"I knew where to go. What to do if I couldn't buy it. I knew how to make it -- not the heroin, [but other drugs]," Mullis said. "I knew somebody [for heroin] that I could get it from. If that person didn't get it, they knew somebody or they knew somebody who knew somebody. So it was really easy for me to get. All over Columbia. Just depended on where I wanted to go and what type I wanted."
After her last stint in jail, Mullis got clean and reports she has been sober for one year this October.
She is fortunate to be in recovery and focusing on getting her life back on track but there are thousands, who, every year, continue to overdose on heroin and other opioids and many who died as a result.
"In 36 states in this country right now, heroin overdoses surpass motor vehicle accidents as the leading cause of death," said Jeremy Martin, Vice President of Treatment and Intervention for LRADAC, the state-sponsored addiction treatment and rehabilitation facility for Lexington and Richland Counties. "Thirty-six states. That's a majority of our country."
Up until last year, CPD narcotics agents were seizing large amounts of heroin until a similar but far more potent drug hit the streets.
"The problem we're seeing now is that users are thinking they're buying heroin when in fact we're seeing a large influx of the opioid that's referred to as fentanyl," Investigator Branham said.
Branham says fentanyl is between 50 and 100 times more powerful than heroin. He said the drugs are coming in from all over the world.
"It's through the smuggling routes that have been established for decades," Branham said. "Up through Mexico, Central America, Colombia and through Mexico to Texas and then dispersed through the United States."
As heroin use and other opioid use have increased, so have heroin-related deaths. Due to the rise, CPD officers are getting training on using Naloxone or Narcan -- shots officers or medics can administer to a patient to offset the effects of an opioid overdose
"As soon as you open it, it gives the officer step-by-step instructions on how to inject someone who's overdosing with the life-saving drugs to counteract the overdose," Branham said.
In Lexington County, Sheriff Jay Koon is also seeing a rise in the number of heroin-related arrests.
"It's growing. It's growing throughout the Midlands. We've seen some spikes in other areas of the state. We're definitely getting our fair share," said Sheriff Koon.
In 2010, Lexington County narcotics agents arrested four people. That number more than doubled by 2013 to nine people. In 2014 and so far in 2016 agents arrested 10 people for heroin.
"It's really going to take the whole community to get around this thing." Sheriff Koon said. "Once some gets addicted to it, it's a disease and it's a fight for their life."
Martin is seeing the increase translate into more patients seeking treatment for opioid abuse.

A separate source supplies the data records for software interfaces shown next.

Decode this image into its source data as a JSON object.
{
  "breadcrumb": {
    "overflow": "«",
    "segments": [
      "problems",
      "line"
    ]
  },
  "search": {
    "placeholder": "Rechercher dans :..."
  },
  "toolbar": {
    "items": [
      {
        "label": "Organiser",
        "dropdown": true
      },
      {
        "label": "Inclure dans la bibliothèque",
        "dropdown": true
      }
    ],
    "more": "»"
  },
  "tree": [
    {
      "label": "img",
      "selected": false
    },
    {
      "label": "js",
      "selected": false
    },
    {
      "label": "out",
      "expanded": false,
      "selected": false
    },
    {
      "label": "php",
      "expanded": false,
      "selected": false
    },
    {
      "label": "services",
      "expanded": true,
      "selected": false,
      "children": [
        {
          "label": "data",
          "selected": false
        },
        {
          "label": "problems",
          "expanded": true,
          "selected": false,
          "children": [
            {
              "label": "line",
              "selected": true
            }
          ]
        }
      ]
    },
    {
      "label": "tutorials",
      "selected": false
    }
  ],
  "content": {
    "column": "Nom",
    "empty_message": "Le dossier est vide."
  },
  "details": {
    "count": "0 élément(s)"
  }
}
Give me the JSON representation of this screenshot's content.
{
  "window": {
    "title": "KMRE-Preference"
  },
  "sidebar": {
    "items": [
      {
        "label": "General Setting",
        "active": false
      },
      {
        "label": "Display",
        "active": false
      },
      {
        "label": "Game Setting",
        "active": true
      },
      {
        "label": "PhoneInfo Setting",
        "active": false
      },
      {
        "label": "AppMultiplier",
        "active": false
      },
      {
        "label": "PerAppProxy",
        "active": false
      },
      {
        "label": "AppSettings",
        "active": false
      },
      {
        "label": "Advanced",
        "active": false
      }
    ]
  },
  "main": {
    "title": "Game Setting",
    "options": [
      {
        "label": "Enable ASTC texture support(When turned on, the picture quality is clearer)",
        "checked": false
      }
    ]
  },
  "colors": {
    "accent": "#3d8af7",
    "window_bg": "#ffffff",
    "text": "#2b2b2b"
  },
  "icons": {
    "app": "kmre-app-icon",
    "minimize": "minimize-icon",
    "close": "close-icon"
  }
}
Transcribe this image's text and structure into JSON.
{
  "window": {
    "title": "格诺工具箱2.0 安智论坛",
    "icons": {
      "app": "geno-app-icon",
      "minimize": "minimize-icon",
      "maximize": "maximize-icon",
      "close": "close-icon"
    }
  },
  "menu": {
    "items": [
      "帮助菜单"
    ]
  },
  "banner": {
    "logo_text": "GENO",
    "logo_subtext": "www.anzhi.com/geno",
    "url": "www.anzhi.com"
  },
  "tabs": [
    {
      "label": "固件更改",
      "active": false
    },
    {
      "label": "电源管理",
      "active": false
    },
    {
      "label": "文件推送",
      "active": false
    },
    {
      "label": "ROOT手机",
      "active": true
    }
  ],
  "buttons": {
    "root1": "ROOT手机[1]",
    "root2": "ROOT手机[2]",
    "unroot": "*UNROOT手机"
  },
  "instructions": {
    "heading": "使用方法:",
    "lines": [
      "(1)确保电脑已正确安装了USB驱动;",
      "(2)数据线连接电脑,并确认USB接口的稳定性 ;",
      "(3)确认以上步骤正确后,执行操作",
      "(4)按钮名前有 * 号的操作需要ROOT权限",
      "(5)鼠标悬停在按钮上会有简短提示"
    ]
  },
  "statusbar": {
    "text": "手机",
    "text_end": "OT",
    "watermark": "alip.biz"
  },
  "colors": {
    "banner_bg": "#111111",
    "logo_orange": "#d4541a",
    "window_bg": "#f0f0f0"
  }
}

"It's not just the drug use -- it's the lingering effects and what's there for the rest of that person's life and for some people they're affected for the rest of their lives," said Martin.
And the struggle of relapses are commonplace because recovery is a journey.
"We have realized over a number of years of study and research long-term opioid use changes the brain," Martin said. "It changes the opioid receptors in the brain so individuals who stop using those opioids still have the cravings because the brain has been altered. And the brain is a wonderful thing and repairs itself but it takes time."
"I think the closer that we can get to treating it like a disease and having equality between how we treat those diseases, the more people who have those diseases will seek treatment and hopefully have better outcomes," Martin said.
"If you get down far like I did and you lose everything. You know, it's a big struggle. You struggle every day to stay away from it because you're fighting everyday to regain what you lost."
If you or someone you know is struggling with addiction, there is help. Contact LRADAC at (803) 726-9300.